╭──
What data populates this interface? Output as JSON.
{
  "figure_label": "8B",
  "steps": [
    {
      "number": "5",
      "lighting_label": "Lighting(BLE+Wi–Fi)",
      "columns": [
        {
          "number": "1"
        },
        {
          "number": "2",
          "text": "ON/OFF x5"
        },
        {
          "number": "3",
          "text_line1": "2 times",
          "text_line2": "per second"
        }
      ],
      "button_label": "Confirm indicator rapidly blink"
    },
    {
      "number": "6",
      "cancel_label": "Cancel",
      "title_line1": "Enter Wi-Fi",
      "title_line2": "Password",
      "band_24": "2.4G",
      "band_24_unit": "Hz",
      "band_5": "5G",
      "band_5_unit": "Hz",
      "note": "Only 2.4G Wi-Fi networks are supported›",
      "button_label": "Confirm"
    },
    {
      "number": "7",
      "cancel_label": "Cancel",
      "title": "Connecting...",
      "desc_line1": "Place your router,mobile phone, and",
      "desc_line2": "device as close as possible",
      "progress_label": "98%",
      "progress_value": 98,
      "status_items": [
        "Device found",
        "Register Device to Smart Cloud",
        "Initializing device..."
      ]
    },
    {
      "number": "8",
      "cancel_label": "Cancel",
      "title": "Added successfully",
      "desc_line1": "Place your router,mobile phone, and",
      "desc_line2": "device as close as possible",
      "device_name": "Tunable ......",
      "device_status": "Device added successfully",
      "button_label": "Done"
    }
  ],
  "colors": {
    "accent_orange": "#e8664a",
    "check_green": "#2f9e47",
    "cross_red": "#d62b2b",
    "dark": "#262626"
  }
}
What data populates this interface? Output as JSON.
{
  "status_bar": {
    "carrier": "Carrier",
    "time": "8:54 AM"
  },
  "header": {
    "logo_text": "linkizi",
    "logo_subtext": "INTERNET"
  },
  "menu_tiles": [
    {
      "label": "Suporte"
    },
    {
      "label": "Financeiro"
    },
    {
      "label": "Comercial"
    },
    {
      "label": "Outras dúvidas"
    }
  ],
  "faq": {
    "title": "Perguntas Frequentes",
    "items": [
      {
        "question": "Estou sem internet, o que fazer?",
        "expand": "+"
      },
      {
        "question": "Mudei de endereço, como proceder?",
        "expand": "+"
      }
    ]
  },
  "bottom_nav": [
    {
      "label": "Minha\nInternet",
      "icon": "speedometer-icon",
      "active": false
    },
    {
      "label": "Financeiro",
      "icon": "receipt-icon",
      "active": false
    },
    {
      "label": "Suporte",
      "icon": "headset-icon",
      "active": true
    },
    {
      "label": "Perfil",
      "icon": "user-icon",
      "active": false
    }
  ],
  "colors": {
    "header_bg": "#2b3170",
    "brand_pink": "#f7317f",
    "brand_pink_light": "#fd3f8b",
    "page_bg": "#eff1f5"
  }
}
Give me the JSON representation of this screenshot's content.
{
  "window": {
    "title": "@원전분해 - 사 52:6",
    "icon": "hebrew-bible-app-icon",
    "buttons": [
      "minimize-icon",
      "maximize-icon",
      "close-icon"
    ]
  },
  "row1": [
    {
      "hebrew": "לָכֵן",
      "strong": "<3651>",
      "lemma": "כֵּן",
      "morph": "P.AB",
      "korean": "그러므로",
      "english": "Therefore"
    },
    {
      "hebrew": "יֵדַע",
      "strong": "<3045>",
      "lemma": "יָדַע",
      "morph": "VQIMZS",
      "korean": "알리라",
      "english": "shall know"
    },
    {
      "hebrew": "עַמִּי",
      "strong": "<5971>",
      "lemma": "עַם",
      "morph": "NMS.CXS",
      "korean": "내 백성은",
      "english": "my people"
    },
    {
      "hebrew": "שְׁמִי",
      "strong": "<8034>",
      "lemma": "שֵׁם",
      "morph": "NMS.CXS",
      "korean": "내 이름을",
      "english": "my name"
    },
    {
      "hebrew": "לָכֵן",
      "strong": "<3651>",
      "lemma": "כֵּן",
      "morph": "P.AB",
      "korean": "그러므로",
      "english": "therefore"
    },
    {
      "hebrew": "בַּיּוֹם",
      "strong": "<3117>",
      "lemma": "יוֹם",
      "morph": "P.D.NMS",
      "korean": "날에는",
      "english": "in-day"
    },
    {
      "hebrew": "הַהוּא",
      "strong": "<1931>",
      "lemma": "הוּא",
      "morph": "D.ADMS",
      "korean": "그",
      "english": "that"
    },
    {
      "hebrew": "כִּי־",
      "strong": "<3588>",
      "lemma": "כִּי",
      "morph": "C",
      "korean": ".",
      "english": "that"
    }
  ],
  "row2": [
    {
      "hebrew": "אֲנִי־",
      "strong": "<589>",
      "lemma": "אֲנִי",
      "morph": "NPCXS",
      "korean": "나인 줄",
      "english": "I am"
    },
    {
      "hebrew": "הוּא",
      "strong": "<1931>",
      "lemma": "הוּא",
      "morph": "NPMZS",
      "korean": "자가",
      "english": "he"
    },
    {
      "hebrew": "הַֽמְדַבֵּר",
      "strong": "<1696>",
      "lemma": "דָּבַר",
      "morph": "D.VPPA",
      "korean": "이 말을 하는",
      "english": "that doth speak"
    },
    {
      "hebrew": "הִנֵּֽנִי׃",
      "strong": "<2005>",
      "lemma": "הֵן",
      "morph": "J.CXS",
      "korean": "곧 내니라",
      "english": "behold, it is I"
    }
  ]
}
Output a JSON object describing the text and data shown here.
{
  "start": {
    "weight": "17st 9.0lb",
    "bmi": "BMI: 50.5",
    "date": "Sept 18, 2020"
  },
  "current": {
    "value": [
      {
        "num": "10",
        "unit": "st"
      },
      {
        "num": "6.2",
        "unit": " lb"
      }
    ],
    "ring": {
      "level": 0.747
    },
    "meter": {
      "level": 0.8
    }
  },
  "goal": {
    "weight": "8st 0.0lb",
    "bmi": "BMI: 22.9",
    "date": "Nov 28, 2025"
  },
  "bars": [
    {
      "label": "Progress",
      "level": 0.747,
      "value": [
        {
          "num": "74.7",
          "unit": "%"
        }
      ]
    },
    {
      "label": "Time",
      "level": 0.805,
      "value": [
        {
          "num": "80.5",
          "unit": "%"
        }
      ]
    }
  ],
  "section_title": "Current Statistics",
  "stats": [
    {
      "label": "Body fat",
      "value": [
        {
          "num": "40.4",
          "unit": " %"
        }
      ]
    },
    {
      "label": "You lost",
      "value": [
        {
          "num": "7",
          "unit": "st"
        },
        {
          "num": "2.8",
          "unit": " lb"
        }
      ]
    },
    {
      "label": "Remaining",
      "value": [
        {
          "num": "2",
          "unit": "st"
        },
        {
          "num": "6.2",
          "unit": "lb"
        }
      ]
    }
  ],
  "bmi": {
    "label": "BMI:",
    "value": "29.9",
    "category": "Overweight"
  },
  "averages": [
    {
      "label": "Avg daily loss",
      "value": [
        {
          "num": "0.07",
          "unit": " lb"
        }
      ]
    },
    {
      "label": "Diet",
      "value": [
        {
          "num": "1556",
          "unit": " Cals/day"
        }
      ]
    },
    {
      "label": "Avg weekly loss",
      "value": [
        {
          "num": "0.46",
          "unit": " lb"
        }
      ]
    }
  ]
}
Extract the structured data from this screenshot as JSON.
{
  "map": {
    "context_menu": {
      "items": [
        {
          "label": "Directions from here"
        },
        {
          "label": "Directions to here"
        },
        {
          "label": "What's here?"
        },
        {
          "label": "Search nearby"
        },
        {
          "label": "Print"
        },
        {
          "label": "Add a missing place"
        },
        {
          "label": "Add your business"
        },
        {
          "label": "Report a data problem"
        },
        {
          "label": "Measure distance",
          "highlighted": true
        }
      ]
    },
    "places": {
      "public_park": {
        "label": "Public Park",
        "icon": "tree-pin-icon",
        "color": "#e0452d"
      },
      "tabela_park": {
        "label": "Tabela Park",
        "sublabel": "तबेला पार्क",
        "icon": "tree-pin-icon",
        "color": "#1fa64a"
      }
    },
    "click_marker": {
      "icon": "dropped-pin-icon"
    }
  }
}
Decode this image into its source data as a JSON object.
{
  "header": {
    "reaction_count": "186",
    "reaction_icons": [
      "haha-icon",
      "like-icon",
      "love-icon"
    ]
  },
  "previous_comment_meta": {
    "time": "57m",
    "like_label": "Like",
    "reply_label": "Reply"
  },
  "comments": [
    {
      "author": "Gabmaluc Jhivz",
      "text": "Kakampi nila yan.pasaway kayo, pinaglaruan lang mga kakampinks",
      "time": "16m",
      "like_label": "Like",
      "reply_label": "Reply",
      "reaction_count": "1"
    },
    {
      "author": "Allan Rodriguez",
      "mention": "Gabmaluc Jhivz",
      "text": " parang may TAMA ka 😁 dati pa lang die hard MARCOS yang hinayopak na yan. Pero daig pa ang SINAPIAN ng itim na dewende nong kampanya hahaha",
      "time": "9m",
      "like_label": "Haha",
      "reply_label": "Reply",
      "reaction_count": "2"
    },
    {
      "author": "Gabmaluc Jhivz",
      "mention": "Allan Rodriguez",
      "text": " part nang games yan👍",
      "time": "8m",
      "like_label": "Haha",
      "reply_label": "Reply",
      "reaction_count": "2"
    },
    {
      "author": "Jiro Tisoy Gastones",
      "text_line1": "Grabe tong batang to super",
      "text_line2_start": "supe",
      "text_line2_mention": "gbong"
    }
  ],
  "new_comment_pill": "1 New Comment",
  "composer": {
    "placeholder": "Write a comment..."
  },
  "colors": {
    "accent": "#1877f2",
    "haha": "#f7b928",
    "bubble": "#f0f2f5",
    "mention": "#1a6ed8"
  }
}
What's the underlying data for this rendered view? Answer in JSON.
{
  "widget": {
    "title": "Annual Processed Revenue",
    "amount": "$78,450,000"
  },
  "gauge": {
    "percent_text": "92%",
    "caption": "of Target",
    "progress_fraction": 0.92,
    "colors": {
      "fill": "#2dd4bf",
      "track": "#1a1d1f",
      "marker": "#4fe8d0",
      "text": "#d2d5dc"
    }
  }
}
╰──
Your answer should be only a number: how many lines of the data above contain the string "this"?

6